Koufax into his windup and the one-two pitch: fastball, fouled back out of play. In the Dodger dugout Al Ferrara gets up and walks down near the runway, and it begins to get tough to be a teammate and sit in the dugout and have to watch. Sandy back of the rubber, now toes it. All the boys in the bullpen straining to get a better look as they look through the wire fence in left field. One and two the count to Chris Krug. Koufax, feet together, now to his windup and the one-two pitch: fastball outside, ball two. (Crowd booing on the tape.)
A lot of people in the ballpark now are starting to see the pitches with their hearts. The pitch was outside, Torborg tried to pull it over the plate but Vargo, an experienced umpire, wouldn’t go for it. Two and two the count to Chris Krug. Sandy reading signs, into his windup, two-two pitch: fastball, got him swinging.
Sandy Koufax has struck out twelve. He is two outs away from a perfect game.
Here is Joe Amalfitano to pinch-hit for Don Kessinger. Amalfitano is from Southern California, from San Pedro. He was an original bonus boy with the Giants. Joey’s been around, and as we mentioned earlier, he has helped to beat the Dodgers twice, and on deck is Harvey Kuenn. Kennedy is tight to the bag at third, the fastball, a strike. “O” and one with one out in the ninth inning, one to nothing, Dodgers. Sandy reading, into his windup and the strike one pitch: curveball, tapped foul, “O” and two. And Amalfitano walks away and shakes himself a little bit, and swings the bat. And Koufax with a new ball, takes a hitch at his belt and walks behind the mound.
I would think that the mound at Dodger Stadium right now is the loneliest place in the world. Sandy fussing, looks in to get his sign, “O” and two to Amalfitano. The strike two pitch to Joe: fastball, swung on and missed, strike three. He is one out away from the promised land, and Harvey Kuenn is comin’ up.
So Harvey Kuenn is batting for Bob Hendley. The time on the scoreboard is 9:44. The date, September the ninth, nineteen-sixty-five, and Koufax working on veteran Harvey Kuenn. Sandy into his windup and the pitch, a fastball for a strike. He has struck out, by the way, five consecutive batters, and that’s gone unnoticed. Sandy ready and the strike one pitch: very high, and he lost his hat. He really forced that one. That’s only the second time tonight where I have had the feeling that Sandy threw instead of pitched, trying to get that little extra, and that time he tried so hard his hat fell off — he took an extremely long stride to the plate — and Torborg had to go up to get it.

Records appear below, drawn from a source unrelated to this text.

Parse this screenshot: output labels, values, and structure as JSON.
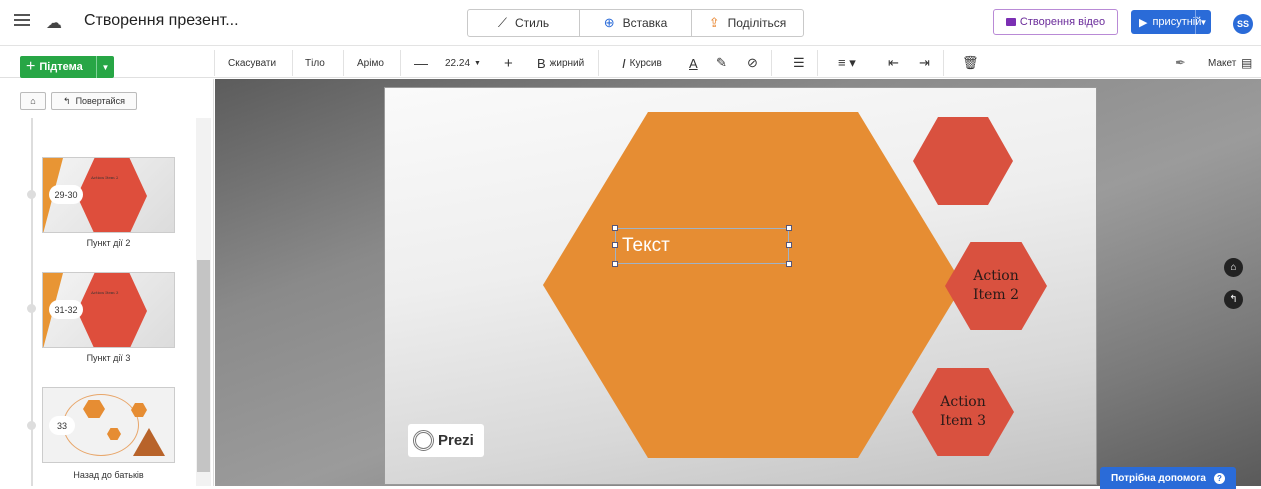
{
  "header": {
    "title": "Створення презент...",
    "tabs": [
      {
        "label": "Стиль",
        "icon": "magic-wand-icon"
      },
      {
        "label": "Вставка",
        "icon": "plus-circle-icon"
      },
      {
        "label": "Поділіться",
        "icon": "share-icon"
      }
    ],
    "video_label": "Створення відео",
    "present_label": "присутній",
    "avatar_initials": "SS",
    "colors": {
      "accent": "#2a6bd8",
      "video": "#7b2fb3",
      "green": "#27a645"
    }
  },
  "toolbar": {
    "subtopic_label": "Підтема",
    "undo": "Скасувати",
    "body": "Тіло",
    "font": "Арімо",
    "font_size": "22.24",
    "bold_glyph": "B",
    "bold": "жирний",
    "italic_glyph": "I",
    "italic": "Курсив",
    "text_color_glyph": "A",
    "layout": "Макет"
  },
  "sidebar": {
    "back_label": "Повертайся",
    "items": [
      {
        "range": "29-30",
        "label": "Пункт дії 2",
        "mini_title": "Action Item 2"
      },
      {
        "range": "31-32",
        "label": "Пункт дії 3",
        "mini_title": "Action Item 3"
      },
      {
        "range": "33",
        "label": "Назад до батьків",
        "mini_title": ""
      }
    ]
  },
  "slide": {
    "textbox_value": "Текст",
    "item2": "Action Item 2",
    "item3": "Action Item 3",
    "logo_text": "Prezi",
    "colors": {
      "orange": "#e68d33",
      "red": "#d9513f"
    }
  },
  "help_label": "Потрібна допомога"
}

One and one to Harvey Kuenn. Now he’s ready: fastball, high, ball two. You can’t blame a man for pushing just a little bit now. Sandy backs off, mops his forehead, runs his left index finger along his forehead, dries it off on his left pants leg. All the while Kuenn just waiting. Now Sandy looks in. Into his windup and the two-one pitch to Kuenn: swung on and missed, strike two. It is 9:46 p.m.
Swung on and missed, a perfect game.
(Thirty-eight seconds of cheering by the crowd.)
On the scoreboard in right field it is 9:46 p.m. in the City of the Angels, Los Angeles, California. And a crowd of twenty-nine thousand one-hundred thirty nine just sitting in to see the only pitcher in baseball history to hurl four no-hit, no-run games. He has done it four straight years, and now he caps it: On his fourth no-hitter he made it a perfect game. And Sandy Koufax, whose name will always remind you of strikeouts, did it with a flurry. He struck out the last six consecutive batters. So when he wrote his name in capital letters in the record books, that “K” stands out even more than the O-U-F-A-X.